MindShift Podcast is Back with Season Five!
We’re here just in time to unpack some of the extraordinary circumstances created by emergency distance learning and the COVID-19 pandemic. This season, you’ll hear how teachers and students prioritized what mattered most as school closures dragged on during shelter-in-place.
Ki Sung reports on a journal assignment that helped teachers stay in touch with students and check in on their welfare while living in a coronavirus hotspot. Katrina Schwartz will give you an intimate listen into some of the experiences students were having during shelter-in-place, including what it was like to take an AP test in a distracting home environment. The Class of 2020 missed out on major milestones, but found small ways to find joy and connection.
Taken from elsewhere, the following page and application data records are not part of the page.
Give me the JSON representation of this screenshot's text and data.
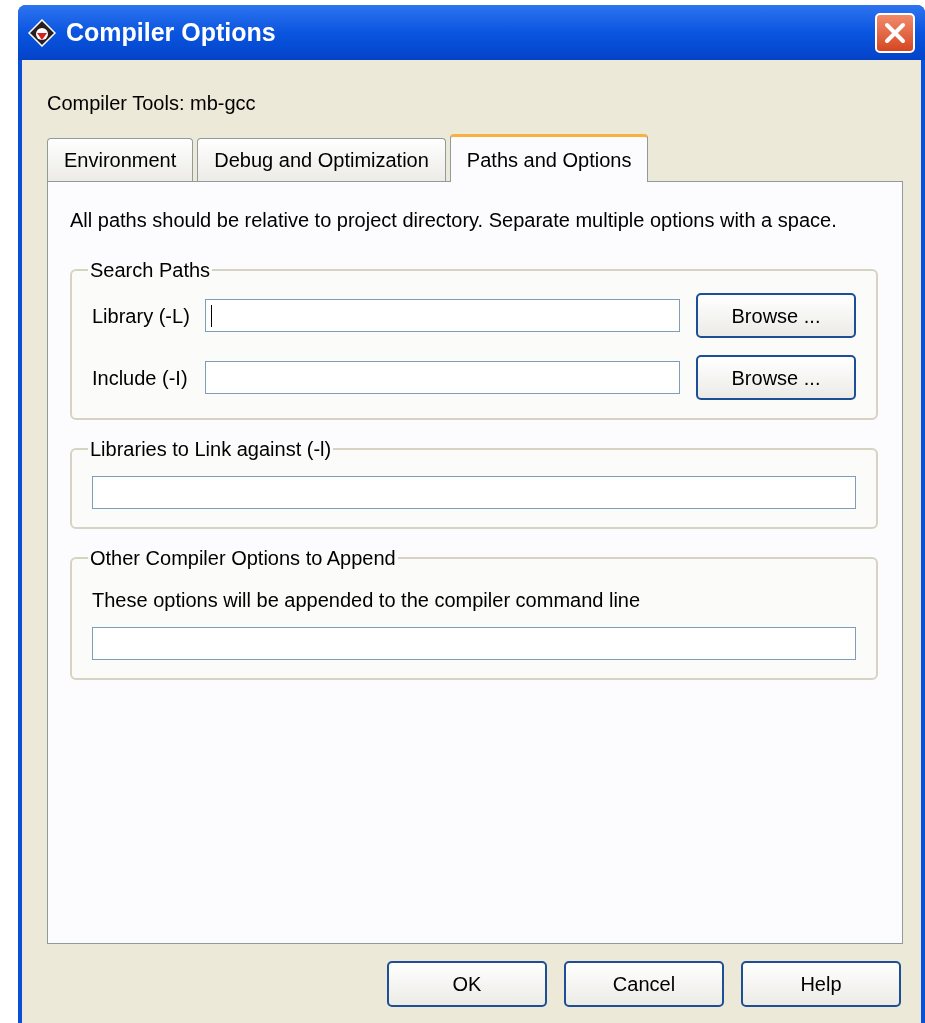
{
  "window": {
    "title": "Compiler Options"
  },
  "compiler_tools": "Compiler Tools: mb-gcc",
  "tabs": [
    {
      "label": "Environment",
      "selected": false
    },
    {
      "label": "Debug and Optimization",
      "selected": false
    },
    {
      "label": "Paths and Options",
      "selected": true
    }
  ],
  "description": "All paths should be relative to project directory. Separate multiple options with a space.",
  "groups": [
    {
      "kind": "paths",
      "title": "Search Paths",
      "rows": [
        {
          "label": "Library (-L)",
          "focused": true,
          "button": "Browse ..."
        },
        {
          "label": "Include (-I)",
          "focused": false,
          "button": "Browse ..."
        }
      ]
    },
    {
      "kind": "field",
      "title": "Libraries to Link against (-l)"
    },
    {
      "kind": "field",
      "title": "Other Compiler Options to Append",
      "note": "These options will be appended to the compiler command line"
    }
  ],
  "buttons": [
    "OK",
    "Cancel",
    "Help"
  ]
}
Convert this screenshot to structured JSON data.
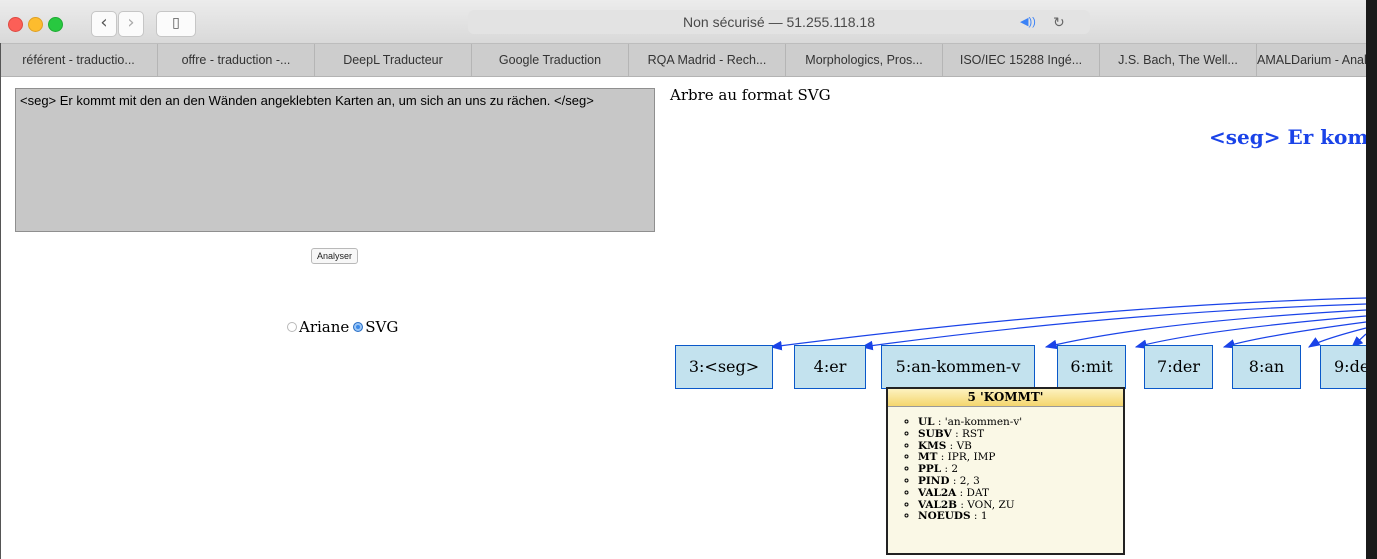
{
  "browser": {
    "url_text": "Non sécurisé — 51.255.118.18",
    "back_label": "‹",
    "forward_label": "›",
    "sidebar_label": "▯",
    "audio_label": "◀))",
    "reload_label": "↻"
  },
  "bookmarks": [
    "référent - traductio...",
    "offre - traduction -...",
    "DeepL Traducteur",
    "Google Traduction",
    "RQA Madrid - Rech...",
    "Morphologics, Pros...",
    "ISO/IEC 15288 Ingé...",
    "J.S. Bach, The Well...",
    "AMALDarium - Anal..."
  ],
  "form": {
    "input_text": "<seg> Er kommt mit den an den Wänden angeklebten Karten an, um sich an uns zu rächen. </seg>",
    "analyse_label": "Analyser",
    "radio_ariane": "Ariane",
    "radio_svg": "SVG",
    "selected": "SVG"
  },
  "tree": {
    "heading": "Arbre au format SVG",
    "segment_title": "<seg> Er komm",
    "nodes": [
      "3:<seg>",
      "4:er",
      "5:an-kommen-v",
      "6:mit",
      "7:der",
      "8:an",
      "9:de"
    ]
  },
  "popup": {
    "title": "5 'KOMMT'",
    "props": [
      {
        "key": "UL",
        "value": "'an-kommen-v'"
      },
      {
        "key": "SUBV",
        "value": "RST"
      },
      {
        "key": "KMS",
        "value": "VB"
      },
      {
        "key": "MT",
        "value": "IPR, IMP"
      },
      {
        "key": "PPL",
        "value": "2"
      },
      {
        "key": "PIND",
        "value": "2, 3"
      },
      {
        "key": "VAL2A",
        "value": "DAT"
      },
      {
        "key": "VAL2B",
        "value": "VON, ZU"
      },
      {
        "key": "NOEUDS",
        "value": "1"
      }
    ]
  },
  "colors": {
    "node_fill": "#c3e2ee",
    "edge": "#1a43e8",
    "popup_head": "#f4d66e"
  }
}
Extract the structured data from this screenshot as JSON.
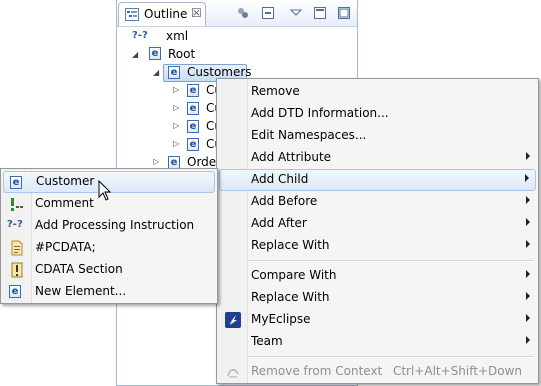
{
  "outline_view": {
    "tab_title": "Outline",
    "close_glyph": "☒",
    "tree": [
      {
        "label": "xml",
        "icon": "processing-instruction"
      },
      {
        "label": "Root",
        "icon": "element"
      },
      {
        "label": "Customers",
        "icon": "element"
      },
      {
        "label": "Cu",
        "icon": "element"
      },
      {
        "label": "Cu",
        "icon": "element"
      },
      {
        "label": "Cu",
        "icon": "element"
      },
      {
        "label": "Cu",
        "icon": "element"
      },
      {
        "label": "Order",
        "icon": "element"
      }
    ]
  },
  "context_menu": {
    "items": [
      {
        "label": "Remove"
      },
      {
        "label": "Add DTD Information..."
      },
      {
        "label": "Edit Namespaces..."
      },
      {
        "label": "Add Attribute",
        "submenu": true
      },
      {
        "label": "Add Child",
        "submenu": true,
        "highlighted": true
      },
      {
        "label": "Add Before",
        "submenu": true
      },
      {
        "label": "Add After",
        "submenu": true
      },
      {
        "label": "Replace With",
        "submenu": true
      },
      {
        "label": "Compare With",
        "submenu": true
      },
      {
        "label": "Replace With",
        "submenu": true
      },
      {
        "label": "MyEclipse",
        "submenu": true,
        "icon": "myeclipse-icon"
      },
      {
        "label": "Team",
        "submenu": true
      },
      {
        "label": "Remove from Context",
        "accelerator": "Ctrl+Alt+Shift+Down",
        "disabled": true,
        "icon": "remove-context-icon"
      }
    ]
  },
  "add_child_submenu": {
    "items": [
      {
        "label": "Customer",
        "icon": "element-icon",
        "highlighted": true
      },
      {
        "label": "Comment",
        "icon": "comment-icon"
      },
      {
        "label": "Add Processing Instruction",
        "icon": "processing-instruction-icon"
      },
      {
        "label": "#PCDATA;",
        "icon": "pcdata-icon"
      },
      {
        "label": "CDATA Section",
        "icon": "cdata-icon"
      },
      {
        "label": "New Element...",
        "icon": "element-icon"
      }
    ]
  },
  "glyphs": {
    "element": "e",
    "pi": "?-?"
  },
  "colors": {
    "highlight_border": "#a8c7ec",
    "view_border": "#a9b9cf",
    "element_icon": "#3a6fb0"
  }
}
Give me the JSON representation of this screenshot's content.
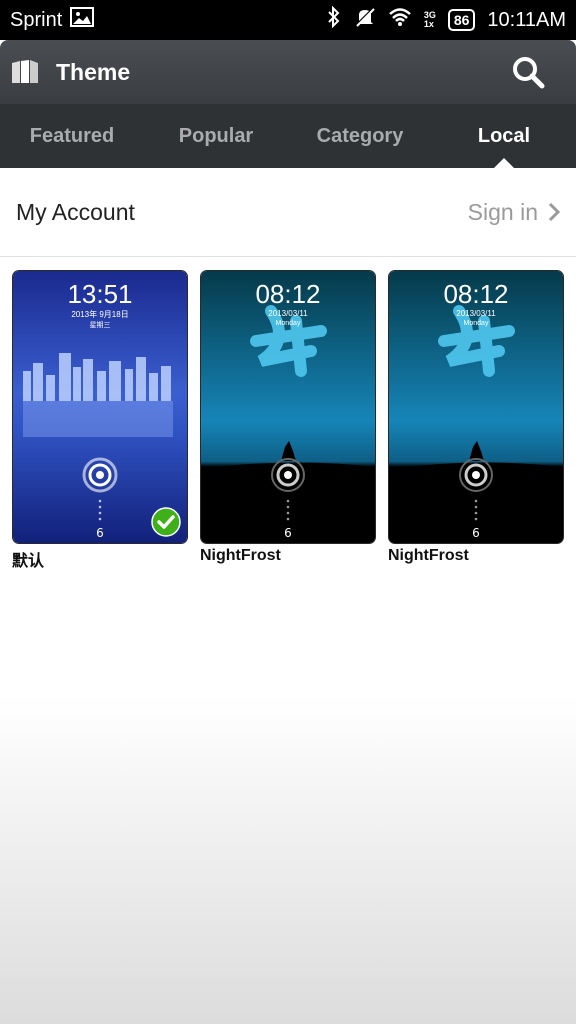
{
  "status_bar": {
    "carrier": "Sprint",
    "network_top": "3G",
    "network_bottom": "1x",
    "battery": "86",
    "time": "10:11AM"
  },
  "header": {
    "title": "Theme"
  },
  "tabs": [
    {
      "label": "Featured",
      "active": false
    },
    {
      "label": "Popular",
      "active": false
    },
    {
      "label": "Category",
      "active": false
    },
    {
      "label": "Local",
      "active": true
    }
  ],
  "account": {
    "label": "My Account",
    "action": "Sign in"
  },
  "themes": [
    {
      "name": "默认",
      "clock": "13:51",
      "date": "2013年 9月18日",
      "weekday": "星期三",
      "applied": true
    },
    {
      "name": "NightFrost",
      "clock": "08:12",
      "date": "2013/03/11",
      "weekday": "Monday",
      "applied": false
    },
    {
      "name": "NightFrost",
      "clock": "08:12",
      "date": "2013/03/11",
      "weekday": "Monday",
      "applied": false
    }
  ],
  "colors": {
    "header": "#3f4246",
    "tabs": "#2f3235",
    "accent_check": "#3fb01a"
  }
}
KQED News education reporter Vanessa Rancaño reports on intergenerational illiteracy and how one grandmother is sharing her story in order to change how reading is taught to children. You'll also hear about how boys are learning emotional intelligence skills online and the role of fan fiction in creating imaginative worlds for adolescents.